Regularly threatened, attacked and killed, journalists are also being imprisoned in record numbers around the world, an event on the sidelines of the UN General Assembly highlighted on Friday. These practices undermine not only the fundamental human rights of the reporters themselves, but also the public’s right to receive and impart information, rights experts warn.
The side event was organised by the Committee to Protect Journalists (CPJ), a US-based non-governmental organisation promoting press freedom and advocating for the rights of journalists worldwide.
According to the non-profit group, at the end of 2017, 262 journalists were jailed, including over 70 in Turkey, 40 in China, and 20 in Egypt. About 52 per cent of those jailed, were behind bars because of their reporting on human rights violations, said CPJ.
A May 2018 report by the UN Educational, Scientific and Cultural Organization (UNESCO) – mandated with safeguarding the freedom of the press and the safety of journalists – states that “arbitrary imprisonment of journalists, which fosters self-censorship and impinges on the public’s right to access information, has reportedly continued to rise, although many governments have maintained that particular journalists have been imprisoned for reasons unrelated to their journalistic work.”
“Governments around the world routinely use emergency laws to censor media outlets and publications,” declared Joel Simon, CPJ’s Executive Director. “Increasingly they also bring ‘fake news’ charges against journalists who contradict official statements. They try journalists in military courts, they hold them in pre-trial detention indefinitely.”
“These are all actions that contradict international human rights law, and the standards set by the UN,” he stressed.
Governments around the world routinely use emergency laws to censor media outlets - Joel Simon, CPJ Executive Director
Article 19 of the Universal Declaration of Human Rights, guarantees the “freedom to hold opinions without interference and to seek, receive and impart information and ideas through any media and regardless of frontiers”. The universality of this was reinforced in the 1966 International Covenant on Civil and Political Rights. In 2013, the UN General Assembly declared 2 November as the International Day to End Impunity for Crimes against Journalists, which is increasingly observed across the world.
The event at UN headquarters on Friday highlighted in particular five cases of journalists currently imprisoned, including: Alaa Abdelfattah from Egypt and Azimjon Askarov from Kyrgyzstan, both arrested while covering alleged human rights abuses by security forces; Shahidul Alam from Bangladesh, imprisoned while covering student protests; and the high profile case of two Reuters journalists in Myanmar, Kyaw Soe Oo (also known as Moe Aung) and Wa Lone (also known as Thet Oo Maung), sentenced to seven years in jail, on charges of violating the country’s Official Secrets Act while covering the story of a massacre of Rohingya men by the Myanmar military in September 2017.

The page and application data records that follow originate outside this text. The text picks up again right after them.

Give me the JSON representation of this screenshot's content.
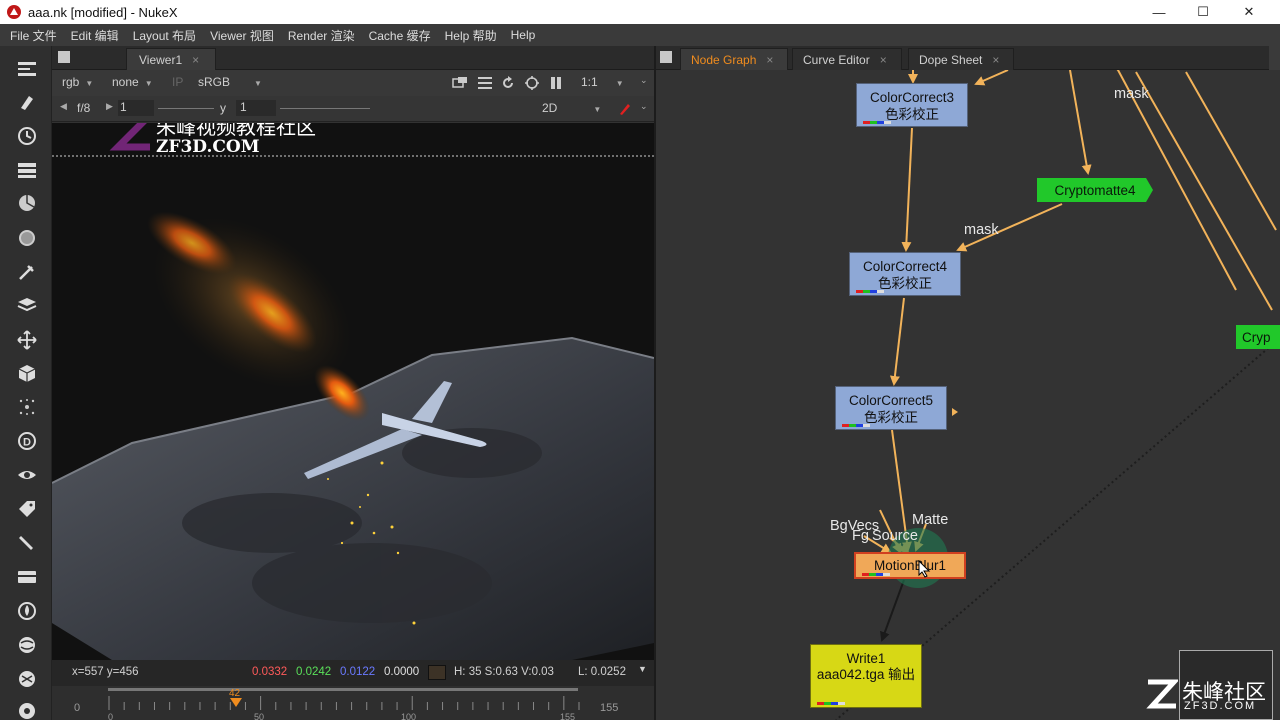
{
  "window": {
    "title": "aaa.nk [modified] - NukeX",
    "minimize": "—",
    "maximize": "☐",
    "close": "✕"
  },
  "menu": [
    "File 文件",
    "Edit 编辑",
    "Layout 布局",
    "Viewer 视图",
    "Render 渲染",
    "Cache 缓存",
    "Help 帮助",
    "Help"
  ],
  "toolbar_icons": [
    "viewer-icon",
    "paint-icon",
    "time-icon",
    "channel-icon",
    "color-icon",
    "filter-icon",
    "keyer-icon",
    "merge-icon",
    "transform-icon",
    "3d-icon",
    "particles-icon",
    "deep-icon",
    "views-icon",
    "metadata-icon",
    "toolsets-icon",
    "other-icon",
    "furnace-icon",
    "ocula-icon",
    "cara-icon"
  ],
  "viewer": {
    "tab": "Viewer1",
    "tab_close": "×",
    "channels": "rgb",
    "mask": "none",
    "ip": "IP",
    "lut": "sRGB",
    "zoom": "1:1",
    "fstop": "f/8",
    "gain": "1",
    "gamma_label": "y",
    "gamma": "1",
    "mode": "2D",
    "info": {
      "coords": "x=557 y=456",
      "r": "0.0332",
      "g": "0.0242",
      "b": "0.0122",
      "a": "0.0000",
      "hsv": "H: 35 S:0.63 V:0.03",
      "lum": "L: 0.0252"
    },
    "timeline": {
      "start": "0",
      "end": "155",
      "current": "42",
      "ticks": [
        "0",
        "50",
        "100",
        "155"
      ]
    }
  },
  "watermark": {
    "cn": "朱峰视频教程社区",
    "en": "ZF3D.COM",
    "br_cn": "朱峰社区",
    "br_en": "ZF3D.COM"
  },
  "node_graph": {
    "tabs": [
      {
        "label": "Node Graph",
        "close": "×",
        "active": true
      },
      {
        "label": "Curve Editor",
        "close": "×",
        "active": false
      },
      {
        "label": "Dope Sheet",
        "close": "×",
        "active": false
      }
    ],
    "nodes": {
      "cc3": {
        "name": "ColorCorrect3",
        "sub": "色彩校正"
      },
      "cc4": {
        "name": "ColorCorrect4",
        "sub": "色彩校正"
      },
      "cc5": {
        "name": "ColorCorrect5",
        "sub": "色彩校正"
      },
      "crypto4": {
        "name": "Cryptomatte4"
      },
      "crypto_partial": {
        "name": "Cryp"
      },
      "motionblur": {
        "name": "MotionBlur1"
      },
      "write": {
        "name": "Write1",
        "file": "aaa042.tga",
        "sub": "输出"
      }
    },
    "labels": {
      "mask1": "mask",
      "mask2": "mask",
      "bgvecs": "BgVecs",
      "fgvecs": "Fg",
      "source": "Source",
      "matte": "Matte"
    }
  },
  "colors": {
    "accent": "#f08c1e",
    "pipe": "#f2b35a",
    "cc_node": "#8ea8d6",
    "crypto_node": "#21c82a",
    "write_node": "#d7d815"
  }
}
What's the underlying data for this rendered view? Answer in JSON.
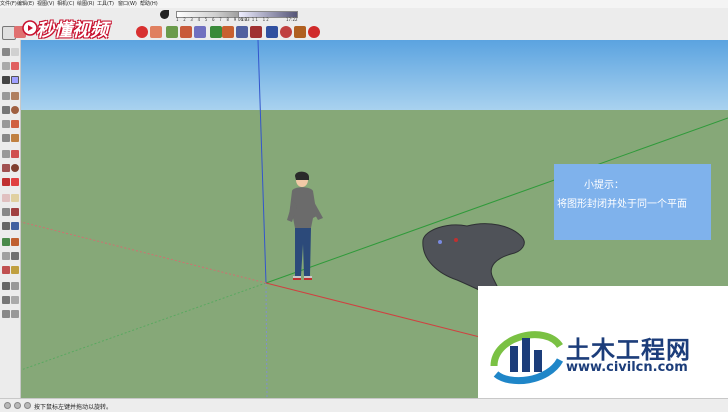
{
  "menubar": {
    "items": [
      "文件(F)",
      "编辑(E)",
      "视图(V)",
      "相机(C)",
      "绘图(R)",
      "工具(T)",
      "窗口(W)",
      "帮助(H)"
    ]
  },
  "toolbar": {
    "shadow_ticks": "1 2 3 4 5 6 7 8 9 10 11 12",
    "time_start": "06:33",
    "time_end": "17:22"
  },
  "brand": {
    "logo_text": "秒懂视频"
  },
  "tip": {
    "title": "小提示：",
    "body": "将图形封闭并处于同一个平面"
  },
  "watermark": {
    "site_name": "土木工程网",
    "url": "www.civilcn.com"
  },
  "status": {
    "text": "按下鼠标左键并拖动以旋转。"
  },
  "colors": {
    "sky": "#74b4e6",
    "ground": "#86a878",
    "tip_bg": "#7fb2ec",
    "shape_fill": "#4f5258",
    "axis_red": "#d04040",
    "axis_green": "#3aa044",
    "axis_blue": "#3355cc"
  }
}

“Their conviction and draconian seven-year sentence are a travesty of justice and it is up to the government to set them free,” their legal counsel, world-renowned human rights lawyer, Amal Clooney, to the meeting at UN Headquarters.
Earlier this month, the UN High Commissioner for Human Rights, Michelle Bachelet, said in a statement that the two journalists’ coverage of the massacre – for which the military subsequently admitted responsibility – “was clearly in the public interest as it may otherwise never have come to light.” She called for their convictions “to be quashed and for them to be released, along with all other journalists currently in detention for their legitimate exercise of the right to freedom of expression.”
The UN warns that the “imprisonment of journalists for their legitimate work not only fosters a culture of self-censorship but also impinges on the broader rights of society to obtain information.”